BEGIN
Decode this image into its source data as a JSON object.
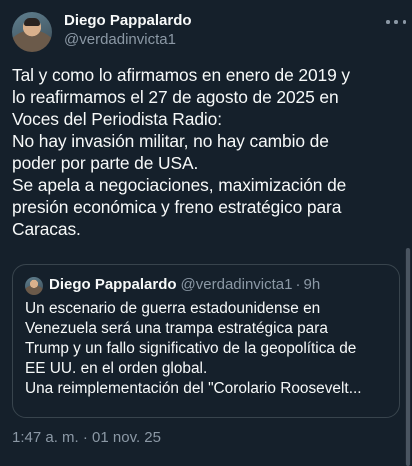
{
  "tweet": {
    "author": {
      "name": "Diego Pappalardo",
      "handle": "@verdadinvicta1"
    },
    "text_lines": [
      "Tal y como lo afirmamos en enero de 2019 y",
      "lo reafirmamos el 27 de agosto de 2025 en",
      "Voces del Periodista Radio:",
      "No hay invasión militar, no hay cambio de",
      "poder por parte de USA.",
      "Se apela a negociaciones,  maximización de",
      "presión económica y freno estratégico para",
      "Caracas."
    ],
    "quoted": {
      "name": "Diego Pappalardo",
      "handle": "@verdadinvicta1",
      "separator": "·",
      "time": "9h",
      "text_lines": [
        "Un escenario de guerra estadounidense en",
        "Venezuela será una trampa estratégica para",
        "Trump y un fallo significativo de la geopolítica de",
        "EE UU. en el orden global.",
        "Una reimplementación del \"Corolario  Roosevelt..."
      ]
    },
    "timestamp": "1:47 a. m. · 01 nov. 25"
  },
  "icons": {
    "more": "more-horizontal-icon"
  },
  "colors": {
    "background": "#15202b",
    "text_primary": "#f7f9f9",
    "text_secondary": "#8b98a5",
    "border": "#38444d"
  }
}
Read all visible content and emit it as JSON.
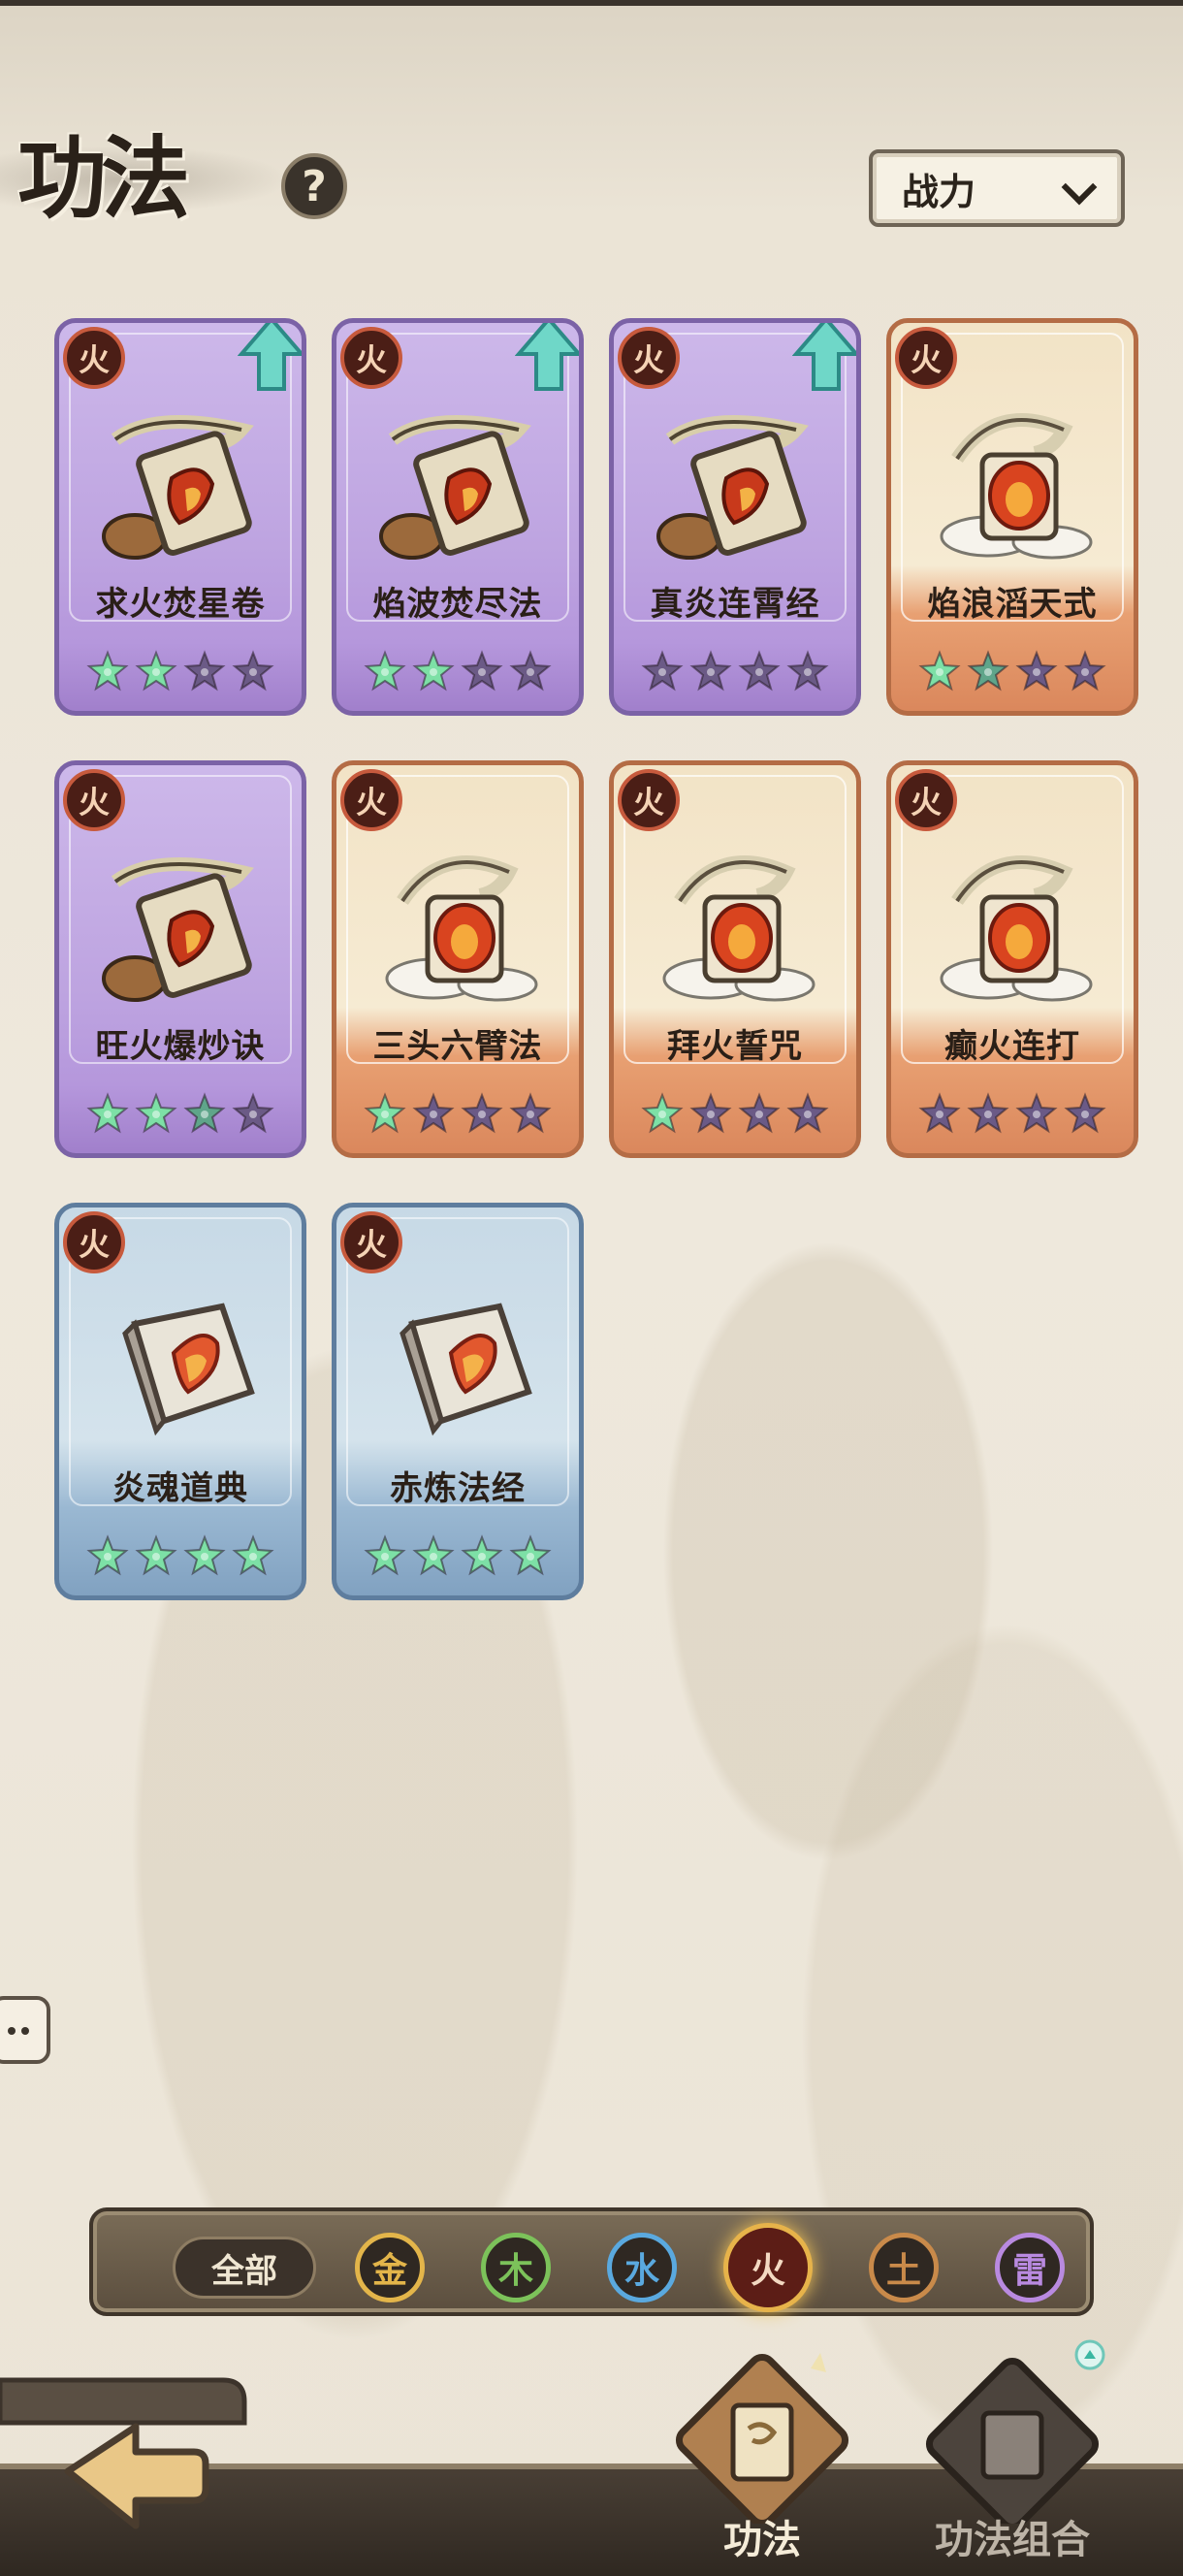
{
  "header": {
    "title": "功法",
    "help_glyph": "?",
    "sort_label": "战力"
  },
  "cards": [
    {
      "name": "求火焚星卷",
      "element": "火",
      "rarity": "purple",
      "upgrade": true,
      "stars_lit": 2,
      "stars_half": 0,
      "art": "scroll"
    },
    {
      "name": "焰波焚尽法",
      "element": "火",
      "rarity": "purple",
      "upgrade": true,
      "stars_lit": 2,
      "stars_half": 0,
      "art": "scroll"
    },
    {
      "name": "真炎连霄经",
      "element": "火",
      "rarity": "purple",
      "upgrade": true,
      "stars_lit": 0,
      "stars_half": 0,
      "art": "scroll"
    },
    {
      "name": "焰浪滔天式",
      "element": "火",
      "rarity": "orange",
      "upgrade": false,
      "stars_lit": 1,
      "stars_half": 1,
      "art": "dragon"
    },
    {
      "name": "旺火爆炒诀",
      "element": "火",
      "rarity": "purple",
      "upgrade": false,
      "stars_lit": 2,
      "stars_half": 1,
      "art": "scroll"
    },
    {
      "name": "三头六臂法",
      "element": "火",
      "rarity": "orange",
      "upgrade": false,
      "stars_lit": 1,
      "stars_half": 0,
      "art": "dragon"
    },
    {
      "name": "拜火誓咒",
      "element": "火",
      "rarity": "orange",
      "upgrade": false,
      "stars_lit": 1,
      "stars_half": 0,
      "art": "dragon"
    },
    {
      "name": "癫火连打",
      "element": "火",
      "rarity": "orange",
      "upgrade": false,
      "stars_lit": 0,
      "stars_half": 0,
      "art": "dragon"
    },
    {
      "name": "炎魂道典",
      "element": "火",
      "rarity": "blue",
      "upgrade": false,
      "stars_lit": 4,
      "stars_half": 0,
      "art": "book"
    },
    {
      "name": "赤炼法经",
      "element": "火",
      "rarity": "blue",
      "upgrade": false,
      "stars_lit": 4,
      "stars_half": 0,
      "art": "book"
    }
  ],
  "filter": {
    "all_label": "全部",
    "elements": [
      {
        "label": "金",
        "color": "#e3b54a"
      },
      {
        "label": "木",
        "color": "#7cc25a"
      },
      {
        "label": "水",
        "color": "#5aa9df"
      },
      {
        "label": "火",
        "color": "#e85a3a"
      },
      {
        "label": "土",
        "color": "#c98a4a"
      },
      {
        "label": "雷",
        "color": "#b98ae0"
      }
    ],
    "active": "火"
  },
  "nav": {
    "tab1_label": "功法",
    "tab2_label": "功法组合"
  },
  "colors": {
    "star_lit": "#7de0a6",
    "star_dim": "#6b5a86",
    "upgrade_arrow": "#6fd7c8"
  }
}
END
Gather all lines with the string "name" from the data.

      "name": "Diego Pappalardo",
      "name": "Diego Pappalardo",
      "name": "求火焚星卷",
      "name": "焰波焚尽法",
      "name": "真炎连霄经",
      "name": "焰浪滔天式",
      "name": "旺火爆炒诀",
      "name": "三头六臂法",
      "name": "拜火誓咒",
      "name": "癫火连打",
      "name": "炎魂道典",
      "name": "赤炼法经",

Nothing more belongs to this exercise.